Exercise objective – Copy all the lines of the data that include the word "JSON".

Data provided –
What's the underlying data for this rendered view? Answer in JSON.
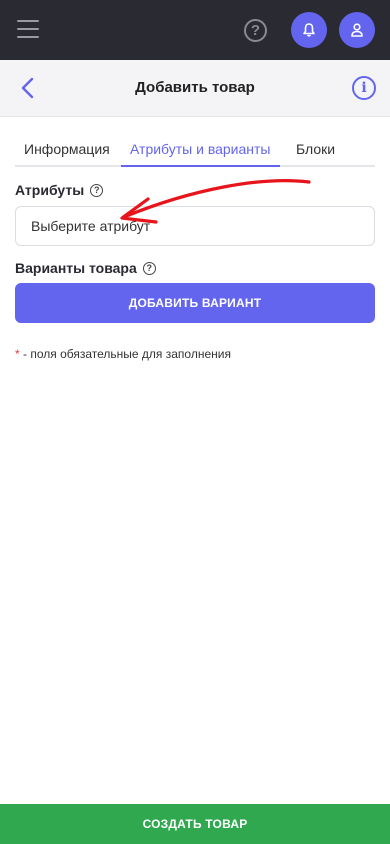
{
  "topbar": {
    "menu_icon": "hamburger-menu-icon",
    "help_icon": "help-circle-icon",
    "help_glyph": "?",
    "notifications_icon": "bell-icon",
    "profile_icon": "user-icon"
  },
  "header": {
    "title": "Добавить товар",
    "back_icon": "chevron-left-icon",
    "info_glyph": "i"
  },
  "tabs": [
    {
      "label": "Информация",
      "active": false
    },
    {
      "label": "Атрибуты и варианты",
      "active": true
    },
    {
      "label": "Блоки",
      "active": false
    }
  ],
  "attributes": {
    "label": "Атрибуты",
    "help_glyph": "?",
    "select_placeholder": "Выберите атрибут"
  },
  "variants": {
    "label": "Варианты товара",
    "help_glyph": "?",
    "add_button": "ДОБАВИТЬ ВАРИАНТ"
  },
  "required_note": {
    "star": "*",
    "text": " - поля обязательные для заполнения"
  },
  "footer": {
    "create_button": "СОЗДАТЬ ТОВАР"
  },
  "colors": {
    "topbar": "#2a2a33",
    "accent": "#6365ef",
    "create": "#2fa84f",
    "annotation_arrow": "#e8141b"
  }
}
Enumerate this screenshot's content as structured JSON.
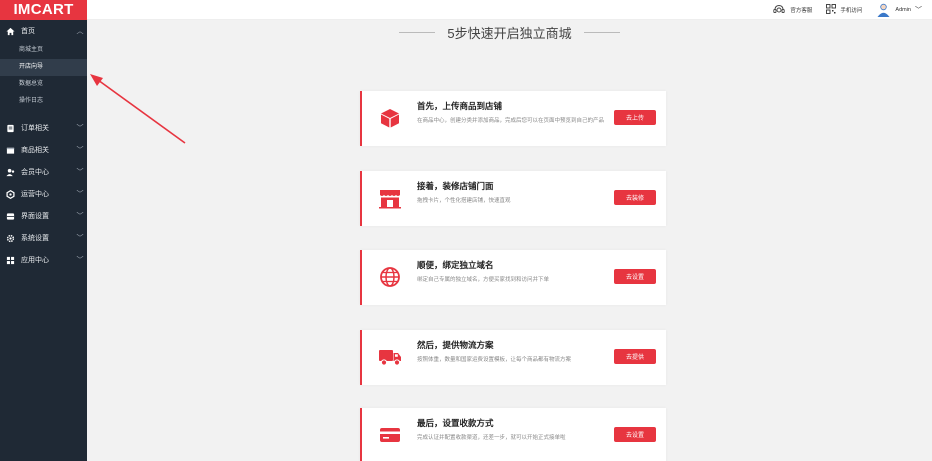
{
  "app": {
    "logo": "IMCART"
  },
  "sidebar": {
    "home": {
      "label": "首页",
      "icon": "home-icon",
      "items": [
        {
          "label": "商城主页"
        },
        {
          "label": "开店向导"
        },
        {
          "label": "数据总览"
        },
        {
          "label": "操作日志"
        }
      ]
    },
    "groups": [
      {
        "label": "订单相关",
        "icon": "order-icon"
      },
      {
        "label": "商品相关",
        "icon": "goods-icon"
      },
      {
        "label": "会员中心",
        "icon": "member-icon"
      },
      {
        "label": "运营中心",
        "icon": "operation-icon"
      },
      {
        "label": "界面设置",
        "icon": "layout-icon"
      },
      {
        "label": "系统设置",
        "icon": "settings-icon"
      },
      {
        "label": "应用中心",
        "icon": "apps-icon"
      }
    ]
  },
  "header": {
    "service_label": "官方客服",
    "qr_label": "手机访问",
    "user_label": "Admin"
  },
  "main": {
    "title": "5步快速开启独立商城",
    "steps": [
      {
        "title": "首先，上传商品到店铺",
        "desc": "在商品中心，创建分类并添加商品，完成后您可以在页面中预览到自己的产品",
        "button": "去上传",
        "icon": "box-icon"
      },
      {
        "title": "接着，装修店铺门面",
        "desc": "拖拽卡片，个性化搭建店铺，快速直观",
        "button": "去装修",
        "icon": "store-icon"
      },
      {
        "title": "顺便，绑定独立域名",
        "desc": "绑定自己专属的独立域名，方便买家找到和访问并下单",
        "button": "去设置",
        "icon": "globe-icon"
      },
      {
        "title": "然后，提供物流方案",
        "desc": "按照体重，数量和国家运费设置模板，让每个商品都有物流方案",
        "button": "去提供",
        "icon": "truck-icon"
      },
      {
        "title": "最后，设置收款方式",
        "desc": "完成认证并配置收款渠道，还差一步，就可以开始正式接单啦",
        "button": "去设置",
        "icon": "card-icon"
      }
    ]
  },
  "colors": {
    "accent": "#e73540",
    "sidebar_bg": "#1f2935",
    "sidebar_active": "#313d4b",
    "page_bg": "#f2f2f2"
  }
}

Solution for this task –
What's the underlying data for this rendered view? Answer in JSON.
Enumerate this screenshot's content as structured JSON.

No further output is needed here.